To do: Below are some entries. Copy each line in them that holds "Pixel".

Task input:
────

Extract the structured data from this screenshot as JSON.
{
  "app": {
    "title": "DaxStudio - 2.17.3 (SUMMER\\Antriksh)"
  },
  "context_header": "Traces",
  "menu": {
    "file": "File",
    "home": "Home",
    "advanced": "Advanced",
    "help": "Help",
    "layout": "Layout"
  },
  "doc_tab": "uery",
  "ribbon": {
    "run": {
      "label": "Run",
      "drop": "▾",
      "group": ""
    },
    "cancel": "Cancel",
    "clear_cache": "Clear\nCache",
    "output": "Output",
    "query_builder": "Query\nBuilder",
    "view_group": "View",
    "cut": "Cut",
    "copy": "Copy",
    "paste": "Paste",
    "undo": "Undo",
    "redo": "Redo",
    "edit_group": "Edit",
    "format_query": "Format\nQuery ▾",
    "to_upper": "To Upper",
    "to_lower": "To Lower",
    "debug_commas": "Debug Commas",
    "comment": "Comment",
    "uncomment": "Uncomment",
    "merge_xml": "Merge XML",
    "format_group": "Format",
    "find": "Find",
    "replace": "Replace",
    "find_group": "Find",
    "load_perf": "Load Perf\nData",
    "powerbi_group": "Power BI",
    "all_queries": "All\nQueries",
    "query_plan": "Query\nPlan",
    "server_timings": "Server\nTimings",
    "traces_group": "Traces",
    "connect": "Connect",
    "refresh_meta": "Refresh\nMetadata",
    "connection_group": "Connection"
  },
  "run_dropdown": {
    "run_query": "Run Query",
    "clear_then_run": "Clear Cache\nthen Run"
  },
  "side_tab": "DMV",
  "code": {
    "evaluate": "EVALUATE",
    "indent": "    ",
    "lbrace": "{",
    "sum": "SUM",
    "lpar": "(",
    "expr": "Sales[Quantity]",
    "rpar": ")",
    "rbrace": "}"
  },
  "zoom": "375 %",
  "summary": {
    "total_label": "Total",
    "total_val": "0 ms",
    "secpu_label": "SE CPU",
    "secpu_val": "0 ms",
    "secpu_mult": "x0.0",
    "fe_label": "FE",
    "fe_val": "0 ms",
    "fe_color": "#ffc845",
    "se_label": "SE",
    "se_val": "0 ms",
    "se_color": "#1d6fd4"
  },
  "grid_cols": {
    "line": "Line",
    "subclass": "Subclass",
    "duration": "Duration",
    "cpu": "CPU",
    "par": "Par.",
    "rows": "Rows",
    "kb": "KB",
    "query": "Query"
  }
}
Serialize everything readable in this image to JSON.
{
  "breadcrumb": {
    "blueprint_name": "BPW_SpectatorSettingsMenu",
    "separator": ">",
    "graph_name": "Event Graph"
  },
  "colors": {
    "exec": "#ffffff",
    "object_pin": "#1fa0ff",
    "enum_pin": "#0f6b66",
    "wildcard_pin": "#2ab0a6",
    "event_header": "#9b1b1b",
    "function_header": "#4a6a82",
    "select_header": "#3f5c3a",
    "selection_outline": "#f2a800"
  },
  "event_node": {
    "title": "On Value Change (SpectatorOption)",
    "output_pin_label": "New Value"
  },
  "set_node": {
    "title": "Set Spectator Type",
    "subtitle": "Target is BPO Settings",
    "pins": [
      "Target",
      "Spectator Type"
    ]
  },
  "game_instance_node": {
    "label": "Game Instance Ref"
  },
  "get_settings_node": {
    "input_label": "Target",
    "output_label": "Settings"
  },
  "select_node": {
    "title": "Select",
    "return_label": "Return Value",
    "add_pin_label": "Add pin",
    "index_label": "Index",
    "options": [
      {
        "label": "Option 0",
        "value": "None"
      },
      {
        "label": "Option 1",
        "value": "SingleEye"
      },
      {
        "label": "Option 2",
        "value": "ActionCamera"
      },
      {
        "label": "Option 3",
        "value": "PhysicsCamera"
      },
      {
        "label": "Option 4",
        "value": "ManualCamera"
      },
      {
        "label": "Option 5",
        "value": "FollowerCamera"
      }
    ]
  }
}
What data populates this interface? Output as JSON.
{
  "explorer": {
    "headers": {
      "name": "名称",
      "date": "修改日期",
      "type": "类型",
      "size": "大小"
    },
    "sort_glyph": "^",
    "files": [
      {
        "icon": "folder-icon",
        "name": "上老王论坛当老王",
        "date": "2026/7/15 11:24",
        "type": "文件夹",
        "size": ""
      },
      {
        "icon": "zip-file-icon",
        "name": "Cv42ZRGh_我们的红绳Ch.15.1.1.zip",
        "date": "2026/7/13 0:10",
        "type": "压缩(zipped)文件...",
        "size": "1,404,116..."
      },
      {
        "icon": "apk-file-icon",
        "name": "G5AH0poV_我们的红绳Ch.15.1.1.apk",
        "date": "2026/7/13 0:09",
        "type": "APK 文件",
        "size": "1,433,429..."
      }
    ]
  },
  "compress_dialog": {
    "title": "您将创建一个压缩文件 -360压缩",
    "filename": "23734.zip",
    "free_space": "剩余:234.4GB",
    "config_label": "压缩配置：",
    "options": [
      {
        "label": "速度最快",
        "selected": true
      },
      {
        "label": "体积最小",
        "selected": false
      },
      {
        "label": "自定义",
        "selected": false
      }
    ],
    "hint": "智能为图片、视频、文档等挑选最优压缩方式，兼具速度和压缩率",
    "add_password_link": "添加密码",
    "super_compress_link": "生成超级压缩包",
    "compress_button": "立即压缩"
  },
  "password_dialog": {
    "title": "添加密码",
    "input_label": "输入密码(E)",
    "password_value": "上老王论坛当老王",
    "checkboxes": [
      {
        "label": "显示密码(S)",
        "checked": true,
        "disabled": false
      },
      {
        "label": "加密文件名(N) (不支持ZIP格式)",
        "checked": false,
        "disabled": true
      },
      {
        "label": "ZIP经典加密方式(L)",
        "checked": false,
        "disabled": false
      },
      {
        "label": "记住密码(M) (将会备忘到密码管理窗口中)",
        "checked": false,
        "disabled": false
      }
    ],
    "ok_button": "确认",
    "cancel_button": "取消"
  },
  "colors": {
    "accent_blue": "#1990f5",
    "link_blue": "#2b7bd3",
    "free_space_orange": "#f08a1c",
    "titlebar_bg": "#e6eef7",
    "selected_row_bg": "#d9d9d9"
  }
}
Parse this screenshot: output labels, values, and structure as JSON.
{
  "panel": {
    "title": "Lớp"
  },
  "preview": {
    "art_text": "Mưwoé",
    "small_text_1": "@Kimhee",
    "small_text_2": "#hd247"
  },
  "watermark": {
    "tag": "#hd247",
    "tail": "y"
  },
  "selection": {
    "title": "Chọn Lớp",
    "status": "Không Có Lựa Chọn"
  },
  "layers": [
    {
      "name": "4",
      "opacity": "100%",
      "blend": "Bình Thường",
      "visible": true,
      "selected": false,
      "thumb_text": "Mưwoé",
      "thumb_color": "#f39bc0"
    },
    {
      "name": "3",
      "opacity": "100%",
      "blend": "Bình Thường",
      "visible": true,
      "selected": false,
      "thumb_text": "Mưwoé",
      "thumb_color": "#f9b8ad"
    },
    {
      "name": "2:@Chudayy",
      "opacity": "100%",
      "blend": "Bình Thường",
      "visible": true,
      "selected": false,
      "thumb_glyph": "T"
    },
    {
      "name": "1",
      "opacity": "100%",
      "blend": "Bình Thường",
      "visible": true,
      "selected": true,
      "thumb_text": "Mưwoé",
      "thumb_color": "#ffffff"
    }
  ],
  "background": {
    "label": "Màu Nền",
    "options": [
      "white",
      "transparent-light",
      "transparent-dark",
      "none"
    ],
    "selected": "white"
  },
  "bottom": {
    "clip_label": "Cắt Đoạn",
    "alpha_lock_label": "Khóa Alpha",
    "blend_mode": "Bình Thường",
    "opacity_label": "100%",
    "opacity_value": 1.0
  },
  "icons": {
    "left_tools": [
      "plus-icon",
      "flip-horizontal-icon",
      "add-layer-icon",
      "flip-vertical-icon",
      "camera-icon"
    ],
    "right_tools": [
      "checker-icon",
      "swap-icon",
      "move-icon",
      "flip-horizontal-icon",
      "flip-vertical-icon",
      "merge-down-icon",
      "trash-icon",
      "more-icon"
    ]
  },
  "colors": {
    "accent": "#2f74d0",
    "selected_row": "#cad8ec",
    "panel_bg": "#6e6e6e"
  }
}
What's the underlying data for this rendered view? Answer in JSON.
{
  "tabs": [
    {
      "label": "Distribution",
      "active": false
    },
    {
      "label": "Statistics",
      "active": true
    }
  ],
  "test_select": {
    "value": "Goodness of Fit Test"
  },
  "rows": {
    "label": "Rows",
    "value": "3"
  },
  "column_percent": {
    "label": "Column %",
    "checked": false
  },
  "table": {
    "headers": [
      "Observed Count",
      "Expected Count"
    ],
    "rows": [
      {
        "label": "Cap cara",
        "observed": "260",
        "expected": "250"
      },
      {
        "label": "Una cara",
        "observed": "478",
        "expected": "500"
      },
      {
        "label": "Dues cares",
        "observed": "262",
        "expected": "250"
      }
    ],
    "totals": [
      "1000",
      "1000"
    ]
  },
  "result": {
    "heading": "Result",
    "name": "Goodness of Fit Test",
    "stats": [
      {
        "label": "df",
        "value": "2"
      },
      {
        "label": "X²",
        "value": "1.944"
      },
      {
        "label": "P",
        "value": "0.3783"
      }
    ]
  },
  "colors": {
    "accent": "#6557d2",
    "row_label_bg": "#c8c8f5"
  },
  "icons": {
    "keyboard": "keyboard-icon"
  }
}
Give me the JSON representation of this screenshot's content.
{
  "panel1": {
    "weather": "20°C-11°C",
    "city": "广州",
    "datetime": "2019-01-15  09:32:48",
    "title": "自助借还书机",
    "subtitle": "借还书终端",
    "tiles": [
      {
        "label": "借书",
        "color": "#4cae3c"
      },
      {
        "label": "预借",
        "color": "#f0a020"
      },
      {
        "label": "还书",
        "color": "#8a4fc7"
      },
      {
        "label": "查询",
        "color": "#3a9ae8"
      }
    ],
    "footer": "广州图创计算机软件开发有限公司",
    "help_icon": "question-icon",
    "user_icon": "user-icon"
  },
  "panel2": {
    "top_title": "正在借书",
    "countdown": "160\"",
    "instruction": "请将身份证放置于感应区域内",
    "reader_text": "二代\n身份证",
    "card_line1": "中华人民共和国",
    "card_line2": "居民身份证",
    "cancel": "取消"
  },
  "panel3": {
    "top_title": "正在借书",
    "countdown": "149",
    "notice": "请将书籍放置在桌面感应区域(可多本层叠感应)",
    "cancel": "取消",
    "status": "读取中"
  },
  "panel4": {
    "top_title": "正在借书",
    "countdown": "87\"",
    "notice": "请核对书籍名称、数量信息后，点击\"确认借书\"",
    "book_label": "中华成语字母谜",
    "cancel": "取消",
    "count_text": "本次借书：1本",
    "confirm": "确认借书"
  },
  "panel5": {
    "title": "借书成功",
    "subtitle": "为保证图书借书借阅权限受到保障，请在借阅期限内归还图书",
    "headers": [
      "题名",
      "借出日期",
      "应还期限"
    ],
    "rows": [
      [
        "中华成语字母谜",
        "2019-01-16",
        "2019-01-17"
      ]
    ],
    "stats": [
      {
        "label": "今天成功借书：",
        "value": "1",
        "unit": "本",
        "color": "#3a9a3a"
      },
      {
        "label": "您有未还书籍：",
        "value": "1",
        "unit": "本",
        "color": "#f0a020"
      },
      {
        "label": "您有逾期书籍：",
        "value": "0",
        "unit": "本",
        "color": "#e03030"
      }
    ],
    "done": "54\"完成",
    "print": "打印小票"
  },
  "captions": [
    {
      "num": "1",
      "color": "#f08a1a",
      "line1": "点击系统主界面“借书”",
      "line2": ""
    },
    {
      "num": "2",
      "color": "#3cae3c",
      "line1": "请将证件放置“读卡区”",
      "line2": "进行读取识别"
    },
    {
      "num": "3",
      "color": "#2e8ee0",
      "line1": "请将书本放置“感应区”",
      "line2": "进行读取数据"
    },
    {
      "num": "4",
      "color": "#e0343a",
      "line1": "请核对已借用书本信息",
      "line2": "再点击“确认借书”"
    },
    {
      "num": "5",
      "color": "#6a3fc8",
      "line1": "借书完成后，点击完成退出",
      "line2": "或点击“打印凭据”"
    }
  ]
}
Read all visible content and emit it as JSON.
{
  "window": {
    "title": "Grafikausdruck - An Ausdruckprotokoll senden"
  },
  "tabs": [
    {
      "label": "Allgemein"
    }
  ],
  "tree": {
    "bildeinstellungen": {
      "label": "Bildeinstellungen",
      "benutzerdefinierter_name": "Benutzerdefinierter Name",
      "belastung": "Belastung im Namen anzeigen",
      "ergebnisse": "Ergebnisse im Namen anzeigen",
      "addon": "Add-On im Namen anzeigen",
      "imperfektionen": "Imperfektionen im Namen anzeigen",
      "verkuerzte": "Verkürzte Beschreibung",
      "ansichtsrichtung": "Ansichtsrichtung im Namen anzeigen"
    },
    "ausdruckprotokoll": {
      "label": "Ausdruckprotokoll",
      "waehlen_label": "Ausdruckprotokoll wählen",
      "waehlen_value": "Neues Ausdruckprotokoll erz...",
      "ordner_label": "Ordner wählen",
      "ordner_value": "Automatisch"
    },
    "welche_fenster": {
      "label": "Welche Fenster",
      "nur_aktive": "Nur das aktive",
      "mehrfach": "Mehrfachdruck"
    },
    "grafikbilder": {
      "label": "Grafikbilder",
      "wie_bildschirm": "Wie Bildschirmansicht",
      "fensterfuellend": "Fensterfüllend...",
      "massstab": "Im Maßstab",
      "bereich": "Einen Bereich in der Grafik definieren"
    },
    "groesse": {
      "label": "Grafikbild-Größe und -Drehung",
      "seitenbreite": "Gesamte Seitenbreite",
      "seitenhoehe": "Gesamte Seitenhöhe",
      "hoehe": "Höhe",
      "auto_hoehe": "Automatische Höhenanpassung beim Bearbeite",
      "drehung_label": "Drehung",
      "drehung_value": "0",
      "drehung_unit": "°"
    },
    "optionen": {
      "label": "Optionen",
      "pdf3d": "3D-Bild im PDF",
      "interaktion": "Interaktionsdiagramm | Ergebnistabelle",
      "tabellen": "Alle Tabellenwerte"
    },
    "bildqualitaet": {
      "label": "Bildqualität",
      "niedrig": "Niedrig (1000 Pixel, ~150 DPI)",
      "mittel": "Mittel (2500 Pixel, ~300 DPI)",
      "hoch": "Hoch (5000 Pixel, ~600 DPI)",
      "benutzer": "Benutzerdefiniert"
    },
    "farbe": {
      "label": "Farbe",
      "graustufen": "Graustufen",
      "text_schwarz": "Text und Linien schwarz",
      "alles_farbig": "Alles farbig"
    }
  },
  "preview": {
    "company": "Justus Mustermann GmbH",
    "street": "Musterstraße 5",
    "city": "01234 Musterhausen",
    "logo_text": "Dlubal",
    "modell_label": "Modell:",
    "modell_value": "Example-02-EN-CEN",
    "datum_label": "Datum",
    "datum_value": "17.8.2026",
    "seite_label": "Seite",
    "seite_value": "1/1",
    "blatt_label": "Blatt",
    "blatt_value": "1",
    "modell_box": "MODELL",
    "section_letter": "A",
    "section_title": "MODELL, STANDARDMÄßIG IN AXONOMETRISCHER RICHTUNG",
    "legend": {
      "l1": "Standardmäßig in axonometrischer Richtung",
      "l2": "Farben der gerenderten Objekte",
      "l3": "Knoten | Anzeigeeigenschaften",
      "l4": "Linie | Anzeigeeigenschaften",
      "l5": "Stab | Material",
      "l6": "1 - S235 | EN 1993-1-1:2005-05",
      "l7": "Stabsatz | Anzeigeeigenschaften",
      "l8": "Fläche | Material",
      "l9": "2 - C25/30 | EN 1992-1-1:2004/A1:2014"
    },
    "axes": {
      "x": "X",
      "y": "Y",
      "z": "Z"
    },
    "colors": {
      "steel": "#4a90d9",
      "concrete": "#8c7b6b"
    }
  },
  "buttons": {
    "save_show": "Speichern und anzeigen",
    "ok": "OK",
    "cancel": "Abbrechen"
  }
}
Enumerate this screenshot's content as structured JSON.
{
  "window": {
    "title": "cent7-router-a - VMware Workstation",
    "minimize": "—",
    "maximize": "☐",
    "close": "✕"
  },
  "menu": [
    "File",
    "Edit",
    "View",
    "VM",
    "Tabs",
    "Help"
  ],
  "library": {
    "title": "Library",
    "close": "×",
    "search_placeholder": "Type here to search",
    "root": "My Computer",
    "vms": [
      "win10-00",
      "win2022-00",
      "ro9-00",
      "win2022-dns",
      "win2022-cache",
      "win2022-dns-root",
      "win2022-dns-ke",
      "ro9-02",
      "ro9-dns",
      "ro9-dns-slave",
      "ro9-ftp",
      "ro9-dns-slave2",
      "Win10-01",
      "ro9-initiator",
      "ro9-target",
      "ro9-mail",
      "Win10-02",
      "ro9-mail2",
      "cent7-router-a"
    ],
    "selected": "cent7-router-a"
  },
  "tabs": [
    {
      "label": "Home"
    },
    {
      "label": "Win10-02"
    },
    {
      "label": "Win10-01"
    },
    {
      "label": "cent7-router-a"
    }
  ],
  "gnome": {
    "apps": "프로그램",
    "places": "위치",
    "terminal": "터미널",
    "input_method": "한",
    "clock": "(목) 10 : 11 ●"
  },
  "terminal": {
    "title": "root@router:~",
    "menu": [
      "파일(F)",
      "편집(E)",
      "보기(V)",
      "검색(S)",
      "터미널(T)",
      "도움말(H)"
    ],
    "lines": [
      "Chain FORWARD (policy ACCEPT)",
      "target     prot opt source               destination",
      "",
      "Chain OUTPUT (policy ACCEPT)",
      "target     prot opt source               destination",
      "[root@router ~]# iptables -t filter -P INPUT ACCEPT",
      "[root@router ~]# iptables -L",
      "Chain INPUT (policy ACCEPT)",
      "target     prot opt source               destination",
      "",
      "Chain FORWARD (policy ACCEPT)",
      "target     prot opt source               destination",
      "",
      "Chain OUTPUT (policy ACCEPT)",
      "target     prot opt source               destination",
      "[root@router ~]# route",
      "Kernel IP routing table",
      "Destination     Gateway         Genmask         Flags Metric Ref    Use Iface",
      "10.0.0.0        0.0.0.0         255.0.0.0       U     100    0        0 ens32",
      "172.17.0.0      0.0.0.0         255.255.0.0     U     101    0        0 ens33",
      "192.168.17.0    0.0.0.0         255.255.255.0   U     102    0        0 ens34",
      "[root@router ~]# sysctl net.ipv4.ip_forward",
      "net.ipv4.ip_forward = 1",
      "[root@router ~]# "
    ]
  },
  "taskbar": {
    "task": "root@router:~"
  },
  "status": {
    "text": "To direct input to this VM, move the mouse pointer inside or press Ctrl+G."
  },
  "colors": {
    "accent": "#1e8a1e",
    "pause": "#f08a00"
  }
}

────

Response box:
      "niedrig": "Niedrig (1000 Pixel, ~150 DPI)",
      "mittel": "Mittel (2500 Pixel, ~300 DPI)",
      "hoch": "Hoch (5000 Pixel, ~600 DPI)",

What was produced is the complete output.